According to anti-dating-site reasoning, I should have stayed desperate, possibly setting myself up to losing my friends to ever-growing resentment. No thanks.
Your tastes and person are somewhat mainstream, or you’ve found your people.
If you’re straight, your dating pool is automatically much larger than if you are not. The same goes for those who are monogamous, not kinky, religious believers, SQWs, not fat, and so on. Being able to assume that the person you are hitting has even the remotest chance of being interested in you is something that doesn’t apply to a lot of people.
There definitely are people who are not mainstream who are against dating sites, but those people have generally found their communities. Having access to spaces and events like that isn’t the reality for plenty of us.
Your self-esteem is strong enough to take the hit, or people say “yes” to you Enough.
Getting turned down a lot in person can shred even a confident person. Getting turned down almost every or literally every time you’ve tried? Without some assurance of openness and mutual interest, something much more easily ascertained online, that can mean never wanting to try again, and with good reason.
You don’t have much of a wish to meet New People and date.
This is the simplest and most straightforward reason to not use a dating site. Not actively seeking out people to date is a perfectly valid choice. If this is you, though, vilifying dating sites is disingenuous. They exist to serve a need that isn’t yours.

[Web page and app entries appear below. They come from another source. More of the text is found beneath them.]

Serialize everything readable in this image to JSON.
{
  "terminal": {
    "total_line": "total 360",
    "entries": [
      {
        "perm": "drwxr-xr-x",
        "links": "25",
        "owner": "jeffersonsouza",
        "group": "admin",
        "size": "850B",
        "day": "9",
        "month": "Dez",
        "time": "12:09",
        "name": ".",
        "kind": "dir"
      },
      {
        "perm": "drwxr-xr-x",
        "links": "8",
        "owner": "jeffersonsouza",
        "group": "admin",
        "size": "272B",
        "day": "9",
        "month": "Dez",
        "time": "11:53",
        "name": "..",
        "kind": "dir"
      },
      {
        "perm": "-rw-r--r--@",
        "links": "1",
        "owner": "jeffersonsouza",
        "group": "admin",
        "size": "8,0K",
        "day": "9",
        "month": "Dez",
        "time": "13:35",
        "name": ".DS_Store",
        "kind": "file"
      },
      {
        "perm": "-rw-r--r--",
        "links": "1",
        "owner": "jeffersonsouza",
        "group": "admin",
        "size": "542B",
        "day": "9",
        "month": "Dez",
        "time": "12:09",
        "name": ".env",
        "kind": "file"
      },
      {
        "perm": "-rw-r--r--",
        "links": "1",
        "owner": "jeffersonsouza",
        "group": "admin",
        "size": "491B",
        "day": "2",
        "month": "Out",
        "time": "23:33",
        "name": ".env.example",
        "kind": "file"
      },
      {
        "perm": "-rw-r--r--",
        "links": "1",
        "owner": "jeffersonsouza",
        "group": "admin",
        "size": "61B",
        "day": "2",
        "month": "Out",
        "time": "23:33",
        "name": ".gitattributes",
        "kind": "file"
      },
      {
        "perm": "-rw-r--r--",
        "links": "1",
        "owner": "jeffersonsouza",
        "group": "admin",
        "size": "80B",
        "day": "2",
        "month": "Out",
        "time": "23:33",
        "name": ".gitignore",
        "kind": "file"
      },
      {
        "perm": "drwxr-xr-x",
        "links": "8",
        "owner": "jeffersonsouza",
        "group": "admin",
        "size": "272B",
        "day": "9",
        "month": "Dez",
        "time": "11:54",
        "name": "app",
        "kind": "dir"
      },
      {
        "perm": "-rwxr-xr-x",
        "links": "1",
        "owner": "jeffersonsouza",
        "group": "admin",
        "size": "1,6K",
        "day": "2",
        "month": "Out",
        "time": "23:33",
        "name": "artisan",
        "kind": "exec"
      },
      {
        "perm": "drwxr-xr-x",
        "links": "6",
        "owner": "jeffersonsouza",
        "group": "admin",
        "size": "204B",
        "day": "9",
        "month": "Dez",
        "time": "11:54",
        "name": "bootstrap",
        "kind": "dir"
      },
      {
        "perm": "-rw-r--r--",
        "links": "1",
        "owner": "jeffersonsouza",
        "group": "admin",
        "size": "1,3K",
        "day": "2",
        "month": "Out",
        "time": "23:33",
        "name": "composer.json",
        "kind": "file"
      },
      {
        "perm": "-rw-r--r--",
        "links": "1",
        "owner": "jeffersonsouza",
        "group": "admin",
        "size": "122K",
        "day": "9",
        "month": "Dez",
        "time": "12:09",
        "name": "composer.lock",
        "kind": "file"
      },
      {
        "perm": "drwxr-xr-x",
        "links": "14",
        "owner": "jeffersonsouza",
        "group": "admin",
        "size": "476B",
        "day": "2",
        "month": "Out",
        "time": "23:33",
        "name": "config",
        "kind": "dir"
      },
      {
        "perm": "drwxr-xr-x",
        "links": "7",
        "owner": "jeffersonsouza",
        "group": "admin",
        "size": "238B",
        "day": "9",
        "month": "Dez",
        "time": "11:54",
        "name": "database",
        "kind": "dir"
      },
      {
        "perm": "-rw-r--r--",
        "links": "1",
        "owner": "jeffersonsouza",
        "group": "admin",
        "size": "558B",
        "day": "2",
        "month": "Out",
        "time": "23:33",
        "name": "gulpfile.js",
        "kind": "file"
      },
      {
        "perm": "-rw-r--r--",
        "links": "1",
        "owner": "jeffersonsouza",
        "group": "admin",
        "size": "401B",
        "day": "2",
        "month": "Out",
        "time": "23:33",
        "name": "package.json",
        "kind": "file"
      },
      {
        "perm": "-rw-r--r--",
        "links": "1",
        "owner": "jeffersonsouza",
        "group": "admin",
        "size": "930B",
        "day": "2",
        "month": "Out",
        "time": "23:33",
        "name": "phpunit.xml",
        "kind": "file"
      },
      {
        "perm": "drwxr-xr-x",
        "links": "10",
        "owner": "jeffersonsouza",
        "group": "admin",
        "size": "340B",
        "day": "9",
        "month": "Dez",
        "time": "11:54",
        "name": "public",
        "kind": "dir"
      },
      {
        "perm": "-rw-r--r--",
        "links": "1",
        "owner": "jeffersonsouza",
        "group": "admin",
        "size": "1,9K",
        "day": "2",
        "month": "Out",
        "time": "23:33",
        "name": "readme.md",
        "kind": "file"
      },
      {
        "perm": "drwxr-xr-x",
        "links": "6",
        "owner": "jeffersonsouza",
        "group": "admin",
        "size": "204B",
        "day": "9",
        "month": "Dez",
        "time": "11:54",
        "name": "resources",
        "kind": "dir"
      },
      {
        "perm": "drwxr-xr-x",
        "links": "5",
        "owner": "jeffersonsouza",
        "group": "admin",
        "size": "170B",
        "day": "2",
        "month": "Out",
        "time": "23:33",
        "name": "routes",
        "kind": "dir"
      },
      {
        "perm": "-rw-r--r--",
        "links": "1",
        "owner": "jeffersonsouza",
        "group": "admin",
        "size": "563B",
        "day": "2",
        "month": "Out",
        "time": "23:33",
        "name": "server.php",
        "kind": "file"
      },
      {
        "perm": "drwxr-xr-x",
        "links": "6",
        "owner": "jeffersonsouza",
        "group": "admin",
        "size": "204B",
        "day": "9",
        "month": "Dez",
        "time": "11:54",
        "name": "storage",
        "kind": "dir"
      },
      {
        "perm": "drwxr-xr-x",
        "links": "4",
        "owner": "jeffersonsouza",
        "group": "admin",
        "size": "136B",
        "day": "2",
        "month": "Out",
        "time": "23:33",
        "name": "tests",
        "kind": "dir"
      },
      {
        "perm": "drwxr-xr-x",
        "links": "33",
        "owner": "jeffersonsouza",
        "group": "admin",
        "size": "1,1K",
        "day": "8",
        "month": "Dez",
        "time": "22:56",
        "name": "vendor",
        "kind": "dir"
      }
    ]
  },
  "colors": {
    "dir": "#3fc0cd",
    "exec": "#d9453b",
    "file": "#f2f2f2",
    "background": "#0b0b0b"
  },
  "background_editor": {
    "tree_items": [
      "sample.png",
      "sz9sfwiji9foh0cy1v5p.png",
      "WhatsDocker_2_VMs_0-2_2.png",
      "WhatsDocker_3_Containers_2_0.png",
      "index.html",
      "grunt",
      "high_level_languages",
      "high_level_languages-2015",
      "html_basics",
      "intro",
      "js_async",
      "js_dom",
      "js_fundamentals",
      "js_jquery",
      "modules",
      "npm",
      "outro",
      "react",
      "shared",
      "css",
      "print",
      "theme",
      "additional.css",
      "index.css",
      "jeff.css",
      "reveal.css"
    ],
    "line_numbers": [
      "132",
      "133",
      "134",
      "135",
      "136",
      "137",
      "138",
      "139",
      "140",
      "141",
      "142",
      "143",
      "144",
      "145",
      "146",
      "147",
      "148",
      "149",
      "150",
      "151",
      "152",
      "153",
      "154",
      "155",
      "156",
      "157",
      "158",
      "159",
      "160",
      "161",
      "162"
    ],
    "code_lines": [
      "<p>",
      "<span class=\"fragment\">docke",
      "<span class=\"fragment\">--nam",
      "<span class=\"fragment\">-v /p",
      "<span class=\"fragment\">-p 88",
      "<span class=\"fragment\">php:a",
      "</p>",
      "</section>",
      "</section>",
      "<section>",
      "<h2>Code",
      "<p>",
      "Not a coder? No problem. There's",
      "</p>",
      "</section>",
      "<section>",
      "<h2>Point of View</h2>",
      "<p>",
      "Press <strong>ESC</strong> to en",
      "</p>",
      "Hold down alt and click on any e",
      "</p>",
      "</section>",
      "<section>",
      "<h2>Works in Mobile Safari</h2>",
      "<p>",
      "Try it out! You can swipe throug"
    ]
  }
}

The ratio of terrible to good is not doable for you.
The amount of verbal abuse I get on dating sites is not unsubstantial, but doesn’t stand out to me as especially horrendous because I get the same insults and harassment offline from people who are far more able to hurt me. Keeping a profile up is worth it to me because I can block the awful and potentially awful online the way I can’t offline and occasionally, through all the filtering, meet awesome people. This isn’t true for everyone.
You have the ability to get yourself out there.
If you lack transportation and/or funds, it can be hard to go to events and spaces where you might meet someone who might be interested in you and/or vice versa. This goes double if you live in an area that isn’t very urban, if you are a parent, and if you have a disability, among many other factors.
You aren’t Desi.
Interestingly enough, I recently found out that meeting online is more acceptable among certain Indian and Pakistani circles. Since arranged-marriage-style biodata is just like a dating profile, it’s easy to see why that might be so. Conversely, since any kind of romantic arranging or matchmaking is considered old-fashioned, desperate, and embarrassing in the West, people feel the need to put it down. Perhaps the lingering influence of my background has something to do with my shamelessness about my dating history and love life.
Online dating is one of those matters where people in the majority, i.e. people who think less of meeting on the Internet than meeting offline, are oddly defensive about their choices. Those of us who cannot easily find dates offline often envy of those who can, so it feels rather bizarre when they come out swinging against us because they have certain advantages. In a world where nearly no one is being forced to put up a profile or download an app with a swiping feature, and where most people lie about their use of and look down on dating sites, shunning them is popular and mainstream, not an edgy minority view in need of defending.
Main image by s for safari